**WHAT THE TASK REQUIRES**
Write each entry out again verbatim, pictures excluded.

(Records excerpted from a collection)
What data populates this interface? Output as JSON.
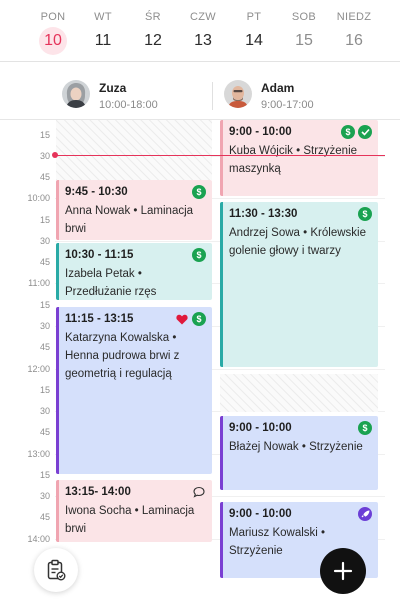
{
  "week": {
    "days": [
      {
        "name": "PON",
        "num": "10"
      },
      {
        "name": "WT",
        "num": "11"
      },
      {
        "name": "ŚR",
        "num": "12"
      },
      {
        "name": "CZW",
        "num": "13"
      },
      {
        "name": "PT",
        "num": "14"
      },
      {
        "name": "SOB",
        "num": "15"
      },
      {
        "name": "NIEDZ",
        "num": "16"
      }
    ],
    "selected_day": "10",
    "accent_color": "#e5335a"
  },
  "staff": [
    {
      "name": "Zuza",
      "hours": "10:00-18:00",
      "avatar_icon": "person-avatar-icon"
    },
    {
      "name": "Adam",
      "hours": "9:00-17:00",
      "avatar_icon": "person-avatar-icon"
    }
  ],
  "time_labels": [
    "15",
    "30",
    "45",
    "10:00",
    "15",
    "30",
    "45",
    "11:00",
    "15",
    "30",
    "45",
    "12:00",
    "15",
    "30",
    "45",
    "13:00",
    "15",
    "30",
    "45",
    "14:00"
  ],
  "appointments": {
    "zuza": [
      {
        "time": "9:45 - 10:30",
        "description": "Anna Nowak • Laminacja brwi",
        "icons": [
          "dollar-icon"
        ]
      },
      {
        "time": "10:30 - 11:15",
        "description": "Izabela Petak • Przedłużanie rzęs",
        "icons": [
          "dollar-icon"
        ]
      },
      {
        "time": "11:15 - 13:15",
        "description": "Katarzyna Kowalska • Henna pudrowa brwi z geometrią i regulacją",
        "icons": [
          "heart-icon",
          "dollar-icon"
        ]
      },
      {
        "time": "13:15- 14:00",
        "description": "Iwona Socha • Laminacja brwi",
        "icons": [
          "comment-icon"
        ]
      }
    ],
    "adam": [
      {
        "time": "9:00 - 10:00",
        "description": "Kuba Wójcik • Strzyżenie maszynką",
        "icons": [
          "dollar-icon",
          "check-icon"
        ]
      },
      {
        "time": "11:30 - 13:30",
        "description": "Andrzej Sowa • Królewskie golenie głowy i twarzy",
        "icons": [
          "dollar-icon"
        ]
      },
      {
        "time": "9:00 - 10:00",
        "description": "Błażej Nowak • Strzyżenie",
        "icons": [
          "dollar-icon"
        ]
      },
      {
        "time": "9:00 - 10:00",
        "description": "Mariusz Kowalski • Strzyżenie",
        "icons": [
          "rocket-icon"
        ]
      }
    ]
  },
  "colors": {
    "now_line": "#e5335a",
    "pink_block": "#fbe4e7",
    "teal_block": "#d7f0ef",
    "blue_block": "#d5e0fb",
    "paid_badge": "#1aa251"
  },
  "buttons": {
    "left_icon": "clipboard-check-icon",
    "add_icon": "plus-icon"
  }
}
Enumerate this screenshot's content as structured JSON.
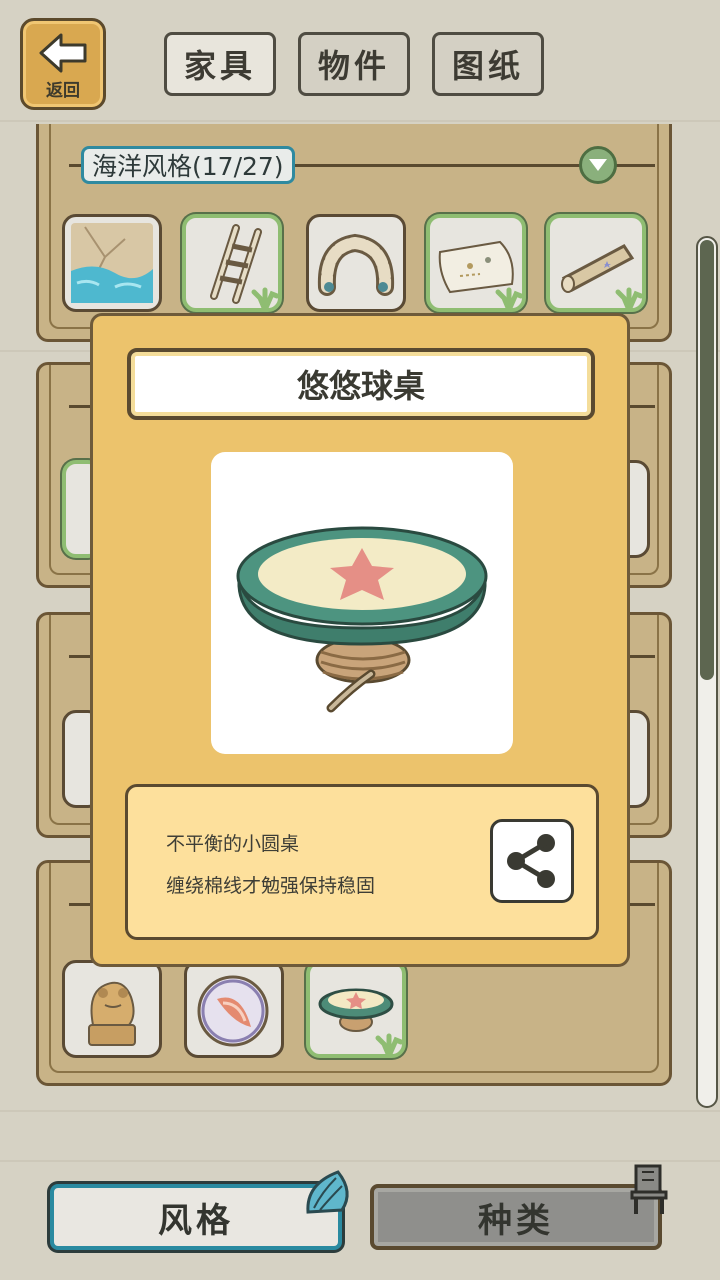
{
  "nav": {
    "back_label": "返回",
    "tabs": [
      {
        "label": "家具",
        "active": true
      },
      {
        "label": "物件",
        "active": false
      },
      {
        "label": "图纸",
        "active": false
      }
    ]
  },
  "category": {
    "title": "海洋风格(17/27)",
    "items": [
      {
        "icon": "pool-icon",
        "owned": false
      },
      {
        "icon": "ladder-icon",
        "owned": true
      },
      {
        "icon": "stone-arch-icon",
        "owned": false
      },
      {
        "icon": "treasure-map-icon",
        "owned": true
      },
      {
        "icon": "rolled-mat-icon",
        "owned": true
      }
    ]
  },
  "bottom_row": {
    "items": [
      {
        "icon": "stone-frog-statue-icon",
        "owned": false
      },
      {
        "icon": "shell-orb-icon",
        "owned": false
      },
      {
        "icon": "starfish-table-icon",
        "owned": true
      }
    ]
  },
  "modal": {
    "item_name": "悠悠球桌",
    "item_icon": "starfish-table-icon",
    "description_line1": "不平衡的小圆桌",
    "description_line2": "缠绕棉线才勉强保持稳固",
    "share_icon": "share-icon"
  },
  "bottom_nav": {
    "style_label": "风格",
    "kind_label": "种类",
    "style_icon": "seashell-icon",
    "kind_icon": "chair-icon"
  },
  "colors": {
    "modal_bg": "#ecc36c",
    "panel_bg": "#c8b387",
    "accent_teal": "#2f8aa0",
    "owned_green": "#8fbd72"
  }
}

**RESPONSE AREA**
What data populates this interface? Output as JSON.
{
  "week": {
    "days": [
      {
        "name": "PON",
        "num": "10"
      },
      {
        "name": "WT",
        "num": "11"
      },
      {
        "name": "ŚR",
        "num": "12"
      },
      {
        "name": "CZW",
        "num": "13"
      },
      {
        "name": "PT",
        "num": "14"
      },
      {
        "name": "SOB",
        "num": "15"
      },
      {
        "name": "NIEDZ",
        "num": "16"
      }
    ],
    "selected_day": "10",
    "accent_color": "#e5335a"
  },
  "staff": [
    {
      "name": "Zuza",
      "hours": "10:00-18:00",
      "avatar_icon": "person-avatar-icon"
    },
    {
      "name": "Adam",
      "hours": "9:00-17:00",
      "avatar_icon": "person-avatar-icon"
    }
  ],
  "time_labels": [
    "15",
    "30",
    "45",
    "10:00",
    "15",
    "30",
    "45",
    "11:00",
    "15",
    "30",
    "45",
    "12:00",
    "15",
    "30",
    "45",
    "13:00",
    "15",
    "30",
    "45",
    "14:00"
  ],
  "appointments": {
    "zuza": [
      {
        "time": "9:45 - 10:30",
        "description": "Anna Nowak • Laminacja brwi",
        "icons": [
          "dollar-icon"
        ]
      },
      {
        "time": "10:30 - 11:15",
        "description": "Izabela Petak • Przedłużanie rzęs",
        "icons": [
          "dollar-icon"
        ]
      },
      {
        "time": "11:15 - 13:15",
        "description": "Katarzyna Kowalska • Henna pudrowa brwi z geometrią i regulacją",
        "icons": [
          "heart-icon",
          "dollar-icon"
        ]
      },
      {
        "time": "13:15- 14:00",
        "description": "Iwona Socha • Laminacja brwi",
        "icons": [
          "comment-icon"
        ]
      }
    ],
    "adam": [
      {
        "time": "9:00 - 10:00",
        "description": "Kuba Wójcik • Strzyżenie maszynką",
        "icons": [
          "dollar-icon",
          "check-icon"
        ]
      },
      {
        "time": "11:30 - 13:30",
        "description": "Andrzej Sowa • Królewskie golenie głowy i twarzy",
        "icons": [
          "dollar-icon"
        ]
      },
      {
        "time": "9:00 - 10:00",
        "description": "Błażej Nowak • Strzyżenie",
        "icons": [
          "dollar-icon"
        ]
      },
      {
        "time": "9:00 - 10:00",
        "description": "Mariusz Kowalski • Strzyżenie",
        "icons": [
          "rocket-icon"
        ]
      }
    ]
  },
  "colors": {
    "now_line": "#e5335a",
    "pink_block": "#fbe4e7",
    "teal_block": "#d7f0ef",
    "blue_block": "#d5e0fb",
    "paid_badge": "#1aa251"
  },
  "buttons": {
    "left_icon": "clipboard-check-icon",
    "add_icon": "plus-icon"
  }
}
Enumerate this screenshot's content as structured JSON.
{
  "nav": {
    "back_label": "返回",
    "tabs": [
      {
        "label": "家具",
        "active": true
      },
      {
        "label": "物件",
        "active": false
      },
      {
        "label": "图纸",
        "active": false
      }
    ]
  },
  "category": {
    "title": "海洋风格(17/27)",
    "items": [
      {
        "icon": "pool-icon",
        "owned": false
      },
      {
        "icon": "ladder-icon",
        "owned": true
      },
      {
        "icon": "stone-arch-icon",
        "owned": false
      },
      {
        "icon": "treasure-map-icon",
        "owned": true
      },
      {
        "icon": "rolled-mat-icon",
        "owned": true
      }
    ]
  },
  "bottom_row": {
    "items": [
      {
        "icon": "stone-frog-statue-icon",
        "owned": false
      },
      {
        "icon": "shell-orb-icon",
        "owned": false
      },
      {
        "icon": "starfish-table-icon",
        "owned": true
      }
    ]
  },
  "modal": {
    "item_name": "悠悠球桌",
    "item_icon": "starfish-table-icon",
    "description_line1": "不平衡的小圆桌",
    "description_line2": "缠绕棉线才勉强保持稳固",
    "share_icon": "share-icon"
  },
  "bottom_nav": {
    "style_label": "风格",
    "kind_label": "种类",
    "style_icon": "seashell-icon",
    "kind_icon": "chair-icon"
  },
  "colors": {
    "modal_bg": "#ecc36c",
    "panel_bg": "#c8b387",
    "accent_teal": "#2f8aa0",
    "owned_green": "#8fbd72"
  }
}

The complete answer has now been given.